- Navigate to your VeraCrypt.exe file on your portable media to open VeraCrypt. That nice thing is that the program goes with your and you do not have to have VeraCrypt install on the PC your are using.
- In the Drives List, right click on an available drive and select “Select File & Mount”.
- In the file navigator window, navigate to your encrypted file, in my example I used “EncryptedTrainingFiles” on my thumb drive.
- Enter the password your selected for the encrypted container and hit “OK”.
- Give VeraCrypt a little time and once complete, your encrypted volume will be mounted as another hard drive on your system. All you have to do now to add, move, copy, paste, delete the files you want in your encrypted container in the drive you select. Mine wxample was Drive M and as an example, have placed a couple of the photos used for this blog post on the drive.
You can continue to work on the M drive, or what ever drive letter you selected. Once you are done, just open VeraCrypt again, and select “Dismount All”, which will unmount your encrypted container, with all of the modified files contained in it.
- Note that there are definitely other uses for VeraCrypt to include formatting the entire thumb drive or portable media, hiding your archive, and different encryption algorithms.

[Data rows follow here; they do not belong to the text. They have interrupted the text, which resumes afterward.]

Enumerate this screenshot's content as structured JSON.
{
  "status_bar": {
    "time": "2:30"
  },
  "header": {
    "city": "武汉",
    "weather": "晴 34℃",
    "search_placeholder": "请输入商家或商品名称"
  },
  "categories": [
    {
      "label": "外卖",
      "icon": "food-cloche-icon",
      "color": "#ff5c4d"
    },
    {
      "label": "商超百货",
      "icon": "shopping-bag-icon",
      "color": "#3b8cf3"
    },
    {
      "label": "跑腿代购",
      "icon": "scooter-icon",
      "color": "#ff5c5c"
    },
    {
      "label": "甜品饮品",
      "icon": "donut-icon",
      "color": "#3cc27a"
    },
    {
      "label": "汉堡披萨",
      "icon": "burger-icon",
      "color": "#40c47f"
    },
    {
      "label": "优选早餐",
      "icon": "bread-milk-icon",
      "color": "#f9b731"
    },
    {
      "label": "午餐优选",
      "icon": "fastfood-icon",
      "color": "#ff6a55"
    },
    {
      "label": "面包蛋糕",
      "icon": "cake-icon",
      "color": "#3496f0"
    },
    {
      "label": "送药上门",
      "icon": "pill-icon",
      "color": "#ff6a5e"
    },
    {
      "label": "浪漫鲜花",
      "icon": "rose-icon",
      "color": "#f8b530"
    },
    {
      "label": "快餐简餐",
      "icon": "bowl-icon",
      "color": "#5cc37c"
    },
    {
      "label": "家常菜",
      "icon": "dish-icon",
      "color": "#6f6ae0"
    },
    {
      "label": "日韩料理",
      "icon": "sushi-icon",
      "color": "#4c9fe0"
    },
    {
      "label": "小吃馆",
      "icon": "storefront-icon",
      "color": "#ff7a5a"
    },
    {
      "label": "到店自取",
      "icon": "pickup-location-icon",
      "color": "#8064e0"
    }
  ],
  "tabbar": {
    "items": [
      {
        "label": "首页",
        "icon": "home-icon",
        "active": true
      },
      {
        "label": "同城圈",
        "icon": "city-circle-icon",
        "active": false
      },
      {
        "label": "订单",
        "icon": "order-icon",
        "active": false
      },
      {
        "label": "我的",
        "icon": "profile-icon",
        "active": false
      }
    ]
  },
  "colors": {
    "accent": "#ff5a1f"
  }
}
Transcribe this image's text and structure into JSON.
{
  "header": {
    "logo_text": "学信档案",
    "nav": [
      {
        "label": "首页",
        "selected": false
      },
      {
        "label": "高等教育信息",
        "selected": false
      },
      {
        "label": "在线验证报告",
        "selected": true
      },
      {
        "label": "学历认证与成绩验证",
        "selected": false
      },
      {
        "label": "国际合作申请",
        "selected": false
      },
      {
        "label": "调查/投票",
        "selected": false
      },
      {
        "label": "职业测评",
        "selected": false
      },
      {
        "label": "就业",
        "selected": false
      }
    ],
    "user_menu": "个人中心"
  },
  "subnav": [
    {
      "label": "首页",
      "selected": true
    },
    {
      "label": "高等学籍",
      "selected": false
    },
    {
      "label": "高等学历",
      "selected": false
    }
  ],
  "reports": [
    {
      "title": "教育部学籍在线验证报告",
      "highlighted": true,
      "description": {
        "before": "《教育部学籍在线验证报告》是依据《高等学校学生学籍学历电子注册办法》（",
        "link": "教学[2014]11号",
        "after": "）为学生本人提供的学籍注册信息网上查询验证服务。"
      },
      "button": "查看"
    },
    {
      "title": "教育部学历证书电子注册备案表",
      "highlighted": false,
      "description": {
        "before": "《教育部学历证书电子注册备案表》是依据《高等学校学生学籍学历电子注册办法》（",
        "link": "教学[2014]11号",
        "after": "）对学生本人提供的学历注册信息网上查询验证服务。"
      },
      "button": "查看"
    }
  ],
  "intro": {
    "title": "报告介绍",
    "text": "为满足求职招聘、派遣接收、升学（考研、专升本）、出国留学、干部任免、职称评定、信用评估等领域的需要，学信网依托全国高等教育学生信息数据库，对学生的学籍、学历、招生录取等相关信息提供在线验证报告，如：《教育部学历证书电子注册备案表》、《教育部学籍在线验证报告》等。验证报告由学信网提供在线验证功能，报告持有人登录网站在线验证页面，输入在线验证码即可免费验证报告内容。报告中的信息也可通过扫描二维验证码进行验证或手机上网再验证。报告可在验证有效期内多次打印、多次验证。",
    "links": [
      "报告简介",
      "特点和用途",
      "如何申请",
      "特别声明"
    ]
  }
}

I constantly am using VeraCrypt on my devices to carry sensitive data with me and you should consider the same. There are also other alternatives out there which I will go over in other blog post, to address encryption in Cloud Storage.